Pets and Asbestos Exposure
Asbestos has claimed millions of lives over the years. However, since the 1970s, when it was discovered how dangerous exposure can be, production and use have massively dropped. Unfortunately, as you may know, mesothelioma, a rare form of cancer which can develop after someone came in contact with asbestos, can take decades to ensue and spread throughout the body. This is why approximately 43,000 people die annually from this extremely aggressive form of cancer worldwide.
What many people do not know is that pets are just as susceptible to mesothelioma as humans. If cats, dogs, or any other animals come in contact with asbestos, there is a significant risk of suffering from this disease in the future. Dogs are the most prone to developing it and studies found that it can take anywhere between 1 and 10 years for symptoms to appear.
What are the symptoms of mesothelioma in pets?
This disease affects animals the same way it does humans.
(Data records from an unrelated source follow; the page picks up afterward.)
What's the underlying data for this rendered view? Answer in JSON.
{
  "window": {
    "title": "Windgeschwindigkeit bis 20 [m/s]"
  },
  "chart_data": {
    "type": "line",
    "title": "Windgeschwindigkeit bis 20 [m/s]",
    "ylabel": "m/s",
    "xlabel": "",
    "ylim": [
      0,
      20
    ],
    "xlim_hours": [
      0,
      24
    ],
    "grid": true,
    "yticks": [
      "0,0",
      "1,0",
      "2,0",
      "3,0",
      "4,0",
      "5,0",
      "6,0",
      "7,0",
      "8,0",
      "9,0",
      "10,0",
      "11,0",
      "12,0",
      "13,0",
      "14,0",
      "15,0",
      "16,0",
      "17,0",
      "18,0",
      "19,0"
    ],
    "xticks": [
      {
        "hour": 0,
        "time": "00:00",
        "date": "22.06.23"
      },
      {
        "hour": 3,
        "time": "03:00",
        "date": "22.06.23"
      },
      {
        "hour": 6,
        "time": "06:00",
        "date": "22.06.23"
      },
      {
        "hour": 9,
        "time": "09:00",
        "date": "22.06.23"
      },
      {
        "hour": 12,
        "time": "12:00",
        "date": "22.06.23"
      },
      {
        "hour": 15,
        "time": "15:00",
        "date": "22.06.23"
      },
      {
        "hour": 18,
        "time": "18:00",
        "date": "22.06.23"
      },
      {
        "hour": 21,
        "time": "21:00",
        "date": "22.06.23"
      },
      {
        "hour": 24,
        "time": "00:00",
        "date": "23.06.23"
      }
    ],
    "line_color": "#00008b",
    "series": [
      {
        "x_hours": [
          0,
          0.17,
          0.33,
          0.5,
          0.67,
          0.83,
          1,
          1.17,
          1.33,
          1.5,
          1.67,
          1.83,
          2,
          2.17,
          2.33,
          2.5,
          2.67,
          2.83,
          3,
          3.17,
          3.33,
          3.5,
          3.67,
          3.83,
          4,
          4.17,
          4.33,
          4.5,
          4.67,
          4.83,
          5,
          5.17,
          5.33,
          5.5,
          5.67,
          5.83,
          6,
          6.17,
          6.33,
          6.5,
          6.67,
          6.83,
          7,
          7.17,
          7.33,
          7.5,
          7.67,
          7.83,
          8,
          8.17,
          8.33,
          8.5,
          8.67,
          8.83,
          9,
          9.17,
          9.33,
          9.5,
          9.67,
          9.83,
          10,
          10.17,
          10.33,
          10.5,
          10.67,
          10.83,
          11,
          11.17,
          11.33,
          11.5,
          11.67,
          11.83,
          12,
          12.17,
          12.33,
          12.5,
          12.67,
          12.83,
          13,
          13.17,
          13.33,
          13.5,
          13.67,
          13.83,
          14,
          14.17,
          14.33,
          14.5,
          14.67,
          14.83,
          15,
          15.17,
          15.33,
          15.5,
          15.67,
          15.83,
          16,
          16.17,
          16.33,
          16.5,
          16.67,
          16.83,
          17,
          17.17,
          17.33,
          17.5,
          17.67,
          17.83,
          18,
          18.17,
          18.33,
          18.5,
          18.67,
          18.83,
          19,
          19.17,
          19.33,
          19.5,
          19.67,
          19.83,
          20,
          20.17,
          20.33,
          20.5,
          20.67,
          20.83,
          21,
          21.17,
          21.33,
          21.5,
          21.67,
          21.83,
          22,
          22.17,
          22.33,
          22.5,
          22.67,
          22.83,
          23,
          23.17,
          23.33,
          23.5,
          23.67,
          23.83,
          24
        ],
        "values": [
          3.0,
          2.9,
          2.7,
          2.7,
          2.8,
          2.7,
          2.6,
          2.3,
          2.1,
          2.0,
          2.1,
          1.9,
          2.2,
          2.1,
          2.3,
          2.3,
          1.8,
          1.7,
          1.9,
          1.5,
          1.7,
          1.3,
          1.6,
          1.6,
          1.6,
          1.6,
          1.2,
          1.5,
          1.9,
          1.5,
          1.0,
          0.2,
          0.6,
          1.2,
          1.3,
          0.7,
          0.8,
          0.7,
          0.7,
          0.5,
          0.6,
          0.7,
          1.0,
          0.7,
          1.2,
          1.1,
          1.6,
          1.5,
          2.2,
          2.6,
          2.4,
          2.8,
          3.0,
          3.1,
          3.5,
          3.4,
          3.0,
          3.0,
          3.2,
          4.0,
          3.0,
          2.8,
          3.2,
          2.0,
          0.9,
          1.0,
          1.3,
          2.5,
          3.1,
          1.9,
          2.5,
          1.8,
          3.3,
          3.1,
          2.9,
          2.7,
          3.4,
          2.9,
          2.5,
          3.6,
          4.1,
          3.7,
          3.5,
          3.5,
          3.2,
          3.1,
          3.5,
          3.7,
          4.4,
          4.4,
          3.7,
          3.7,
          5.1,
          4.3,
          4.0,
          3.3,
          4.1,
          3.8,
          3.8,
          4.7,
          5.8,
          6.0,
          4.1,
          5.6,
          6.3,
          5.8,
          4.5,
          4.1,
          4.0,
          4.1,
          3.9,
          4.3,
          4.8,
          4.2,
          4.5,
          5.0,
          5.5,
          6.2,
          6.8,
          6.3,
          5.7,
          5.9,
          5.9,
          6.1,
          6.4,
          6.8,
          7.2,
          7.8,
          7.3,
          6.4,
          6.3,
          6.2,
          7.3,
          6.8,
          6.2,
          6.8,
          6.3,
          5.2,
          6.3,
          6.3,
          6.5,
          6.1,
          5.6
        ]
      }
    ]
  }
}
Asbestos particles enter the body and attach themselves to the mesothelium, a membrane which covers the thoracic cavity. There, scar tissue will form and the organs will gradually become severely damaged, which increases the risk of developing cancer. Mesothelioma can also wreak havoc on the heart, the abdominal region, and the testicles, but it most often takes place on the outer lining of the lungs. The symptoms our pets may experience are extremely similar to those occurring in humans, namely:
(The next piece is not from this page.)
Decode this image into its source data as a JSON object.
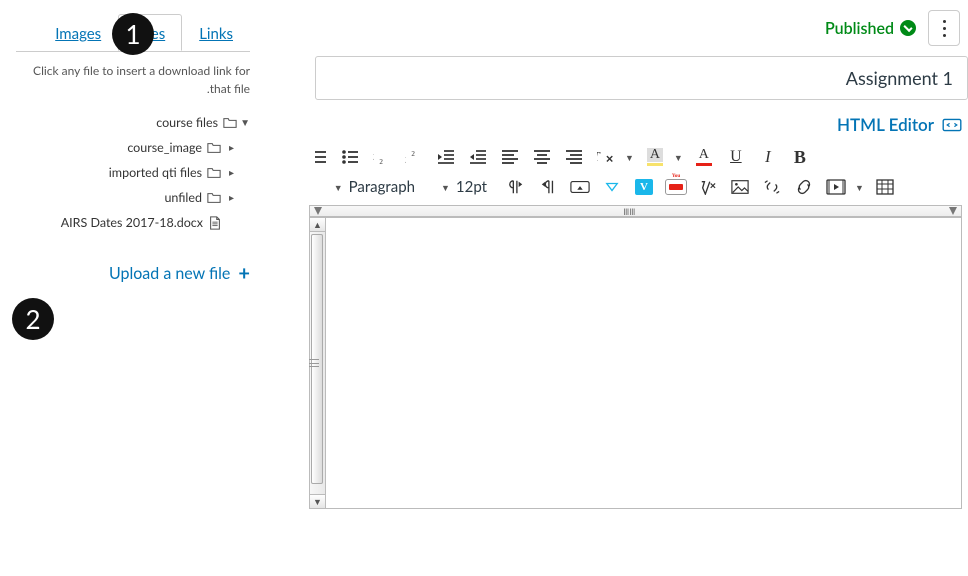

- Difficulty breathing
- Lethargy and difficulty walking
- Muffled heart sounds
- Enlarged testicles
The awful part is that most of these symptoms appear to be very similar to those of other, more common diseases. This means that in the majority of cases, both the owner and the vet will overlook or misdiagnose the disease, which will regrettably be discovered too late.
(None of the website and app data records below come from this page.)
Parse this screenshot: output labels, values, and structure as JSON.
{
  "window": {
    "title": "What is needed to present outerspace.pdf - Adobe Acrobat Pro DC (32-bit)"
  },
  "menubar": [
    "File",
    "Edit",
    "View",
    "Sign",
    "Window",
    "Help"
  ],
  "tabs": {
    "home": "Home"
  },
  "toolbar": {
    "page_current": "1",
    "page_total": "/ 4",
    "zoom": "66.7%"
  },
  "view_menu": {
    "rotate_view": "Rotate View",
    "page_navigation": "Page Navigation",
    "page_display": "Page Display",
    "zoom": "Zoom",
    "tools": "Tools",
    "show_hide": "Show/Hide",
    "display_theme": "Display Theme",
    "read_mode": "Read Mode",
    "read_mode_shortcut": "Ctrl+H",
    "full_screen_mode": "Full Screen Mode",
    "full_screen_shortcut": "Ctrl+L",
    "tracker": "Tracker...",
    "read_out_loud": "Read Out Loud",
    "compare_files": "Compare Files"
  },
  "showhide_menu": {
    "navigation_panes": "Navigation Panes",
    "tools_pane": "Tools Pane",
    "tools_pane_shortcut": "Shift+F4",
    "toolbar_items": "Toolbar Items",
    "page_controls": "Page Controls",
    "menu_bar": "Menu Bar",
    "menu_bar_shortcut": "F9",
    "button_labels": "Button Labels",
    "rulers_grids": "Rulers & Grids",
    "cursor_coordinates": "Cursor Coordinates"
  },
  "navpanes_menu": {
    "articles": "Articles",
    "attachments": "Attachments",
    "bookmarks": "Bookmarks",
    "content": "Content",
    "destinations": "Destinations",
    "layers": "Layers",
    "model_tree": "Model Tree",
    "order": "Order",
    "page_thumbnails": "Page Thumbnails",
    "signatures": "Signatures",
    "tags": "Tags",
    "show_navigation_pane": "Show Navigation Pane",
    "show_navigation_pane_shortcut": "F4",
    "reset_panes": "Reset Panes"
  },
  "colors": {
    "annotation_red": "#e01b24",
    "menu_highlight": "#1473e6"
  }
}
How to avoid exposing your pet to asbestos and what to do if they developed mesothelioma
Asbestos particles are extremely toxic when breathed in or swallowed. Thereby, it is very important to avoid construction sites and any type of workplace which involves asbestos. If a person handles asbestos on the job, they need to change their clothes afterwards, as particles can stick to fabric very easily. When proper hygiene measures are not followed, the person will pose a threat to both their family and pets. Conversely, animals can get asbestos particles stuck to their fur or paws and bring the carcinogen in the house, subsequently exposing inhabitants.
If your pet was diagnosed with mesothelioma, it is extremely important to seek professional help from a veterinarian. Explain the situation and they will decide what the best course of action would be. In most cases, surgery and chemotherapy will be used to slow down the progression of the disease. Your pet should get plenty of rest and quiet, as its body will become extremely weak because of cancer. Regrettably, cases in which mesothelioma can be treated are extremely rare, so there may come a time when you will have to take the incredibly difficult decision to let your pet go.